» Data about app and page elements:
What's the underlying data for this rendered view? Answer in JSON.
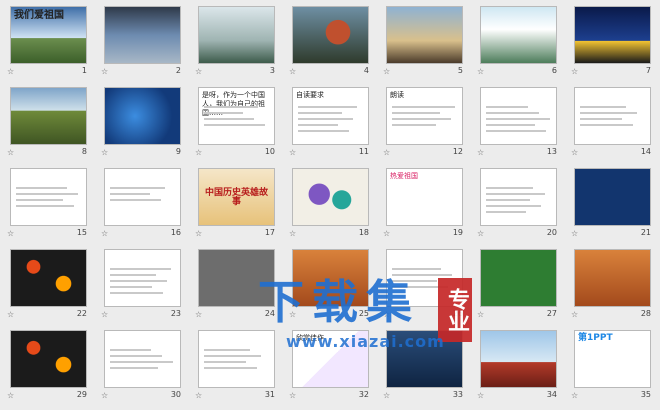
{
  "slides": [
    {
      "n": "1",
      "title": "我们爱祖国",
      "style": "sky",
      "big": true,
      "lines": 0
    },
    {
      "n": "2",
      "title": "",
      "style": "sky2",
      "lines": 0
    },
    {
      "n": "3",
      "title": "",
      "style": "mist",
      "lines": 0
    },
    {
      "n": "4",
      "title": "",
      "style": "tree",
      "lines": 0
    },
    {
      "n": "5",
      "title": "",
      "style": "dusk",
      "lines": 0
    },
    {
      "n": "6",
      "title": "",
      "style": "falls",
      "lines": 0
    },
    {
      "n": "7",
      "title": "",
      "style": "night",
      "lines": 0
    },
    {
      "n": "8",
      "title": "",
      "style": "wall",
      "lines": 0
    },
    {
      "n": "9",
      "title": "",
      "style": "blueglow",
      "lines": 0
    },
    {
      "n": "10",
      "title": "是呀，作为一个中国人，我们为自己的祖国……",
      "style": "",
      "lines": 4
    },
    {
      "n": "11",
      "title": "自读要求",
      "style": "",
      "lines": 5
    },
    {
      "n": "12",
      "title": "朗读",
      "style": "",
      "lines": 4
    },
    {
      "n": "13",
      "title": "",
      "style": "",
      "lines": 5
    },
    {
      "n": "14",
      "title": "",
      "style": "",
      "lines": 4
    },
    {
      "n": "15",
      "title": "",
      "style": "",
      "lines": 4
    },
    {
      "n": "16",
      "title": "",
      "style": "",
      "lines": 3
    },
    {
      "n": "17",
      "title": "中国历史英雄故事",
      "style": "book",
      "lines": 0
    },
    {
      "n": "18",
      "title": "",
      "style": "art",
      "lines": 0
    },
    {
      "n": "19",
      "title": "热爱祖国",
      "style": "pinkt",
      "lines": 0
    },
    {
      "n": "20",
      "title": "",
      "style": "",
      "lines": 5
    },
    {
      "n": "21",
      "title": "",
      "style": "navy",
      "lines": 0
    },
    {
      "n": "22",
      "title": "",
      "style": "fire",
      "lines": 0
    },
    {
      "n": "23",
      "title": "",
      "style": "",
      "lines": 5
    },
    {
      "n": "24",
      "title": "",
      "style": "grayb",
      "lines": 0
    },
    {
      "n": "25",
      "title": "",
      "style": "orange",
      "lines": 0
    },
    {
      "n": "26",
      "title": "",
      "style": "",
      "lines": 4
    },
    {
      "n": "27",
      "title": "",
      "style": "green",
      "lines": 0
    },
    {
      "n": "28",
      "title": "",
      "style": "orange",
      "lines": 0
    },
    {
      "n": "29",
      "title": "",
      "style": "fire",
      "lines": 0
    },
    {
      "n": "30",
      "title": "",
      "style": "",
      "lines": 4
    },
    {
      "n": "31",
      "title": "",
      "style": "",
      "lines": 4
    },
    {
      "n": "32",
      "title": "欣赏佳作",
      "style": "craft",
      "lines": 0
    },
    {
      "n": "33",
      "title": "",
      "style": "dkblue",
      "lines": 0
    },
    {
      "n": "34",
      "title": "",
      "style": "square",
      "lines": 0
    },
    {
      "n": "35",
      "title": "第1PPT",
      "style": "logo",
      "lines": 0
    }
  ],
  "selected_slide": "",
  "watermark": {
    "title": "下载集",
    "seal": "专业",
    "url": "www.xiazai.com"
  }
}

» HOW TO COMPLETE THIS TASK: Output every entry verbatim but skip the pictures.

» RESPONSE TO THE EXERCISE:
What's the underlying data for this rendered view? Answer in JSON.
{
  "slides": [
    {
      "n": "1",
      "title": "我们爱祖国",
      "style": "sky",
      "big": true,
      "lines": 0
    },
    {
      "n": "2",
      "title": "",
      "style": "sky2",
      "lines": 0
    },
    {
      "n": "3",
      "title": "",
      "style": "mist",
      "lines": 0
    },
    {
      "n": "4",
      "title": "",
      "style": "tree",
      "lines": 0
    },
    {
      "n": "5",
      "title": "",
      "style": "dusk",
      "lines": 0
    },
    {
      "n": "6",
      "title": "",
      "style": "falls",
      "lines": 0
    },
    {
      "n": "7",
      "title": "",
      "style": "night",
      "lines": 0
    },
    {
      "n": "8",
      "title": "",
      "style": "wall",
      "lines": 0
    },
    {
      "n": "9",
      "title": "",
      "style": "blueglow",
      "lines": 0
    },
    {
      "n": "10",
      "title": "是呀，作为一个中国人，我们为自己的祖国……",
      "style": "",
      "lines": 4
    },
    {
      "n": "11",
      "title": "自读要求",
      "style": "",
      "lines": 5
    },
    {
      "n": "12",
      "title": "朗读",
      "style": "",
      "lines": 4
    },
    {
      "n": "13",
      "title": "",
      "style": "",
      "lines": 5
    },
    {
      "n": "14",
      "title": "",
      "style": "",
      "lines": 4
    },
    {
      "n": "15",
      "title": "",
      "style": "",
      "lines": 4
    },
    {
      "n": "16",
      "title": "",
      "style": "",
      "lines": 3
    },
    {
      "n": "17",
      "title": "中国历史英雄故事",
      "style": "book",
      "lines": 0
    },
    {
      "n": "18",
      "title": "",
      "style": "art",
      "lines": 0
    },
    {
      "n": "19",
      "title": "热爱祖国",
      "style": "pinkt",
      "lines": 0
    },
    {
      "n": "20",
      "title": "",
      "style": "",
      "lines": 5
    },
    {
      "n": "21",
      "title": "",
      "style": "navy",
      "lines": 0
    },
    {
      "n": "22",
      "title": "",
      "style": "fire",
      "lines": 0
    },
    {
      "n": "23",
      "title": "",
      "style": "",
      "lines": 5
    },
    {
      "n": "24",
      "title": "",
      "style": "grayb",
      "lines": 0
    },
    {
      "n": "25",
      "title": "",
      "style": "orange",
      "lines": 0
    },
    {
      "n": "26",
      "title": "",
      "style": "",
      "lines": 4
    },
    {
      "n": "27",
      "title": "",
      "style": "green",
      "lines": 0
    },
    {
      "n": "28",
      "title": "",
      "style": "orange",
      "lines": 0
    },
    {
      "n": "29",
      "title": "",
      "style": "fire",
      "lines": 0
    },
    {
      "n": "30",
      "title": "",
      "style": "",
      "lines": 4
    },
    {
      "n": "31",
      "title": "",
      "style": "",
      "lines": 4
    },
    {
      "n": "32",
      "title": "欣赏佳作",
      "style": "craft",
      "lines": 0
    },
    {
      "n": "33",
      "title": "",
      "style": "dkblue",
      "lines": 0
    },
    {
      "n": "34",
      "title": "",
      "style": "square",
      "lines": 0
    },
    {
      "n": "35",
      "title": "第1PPT",
      "style": "logo",
      "lines": 0
    }
  ],
  "selected_slide": "",
  "watermark": {
    "title": "下载集",
    "seal": "专业",
    "url": "www.xiazai.com"
  }
}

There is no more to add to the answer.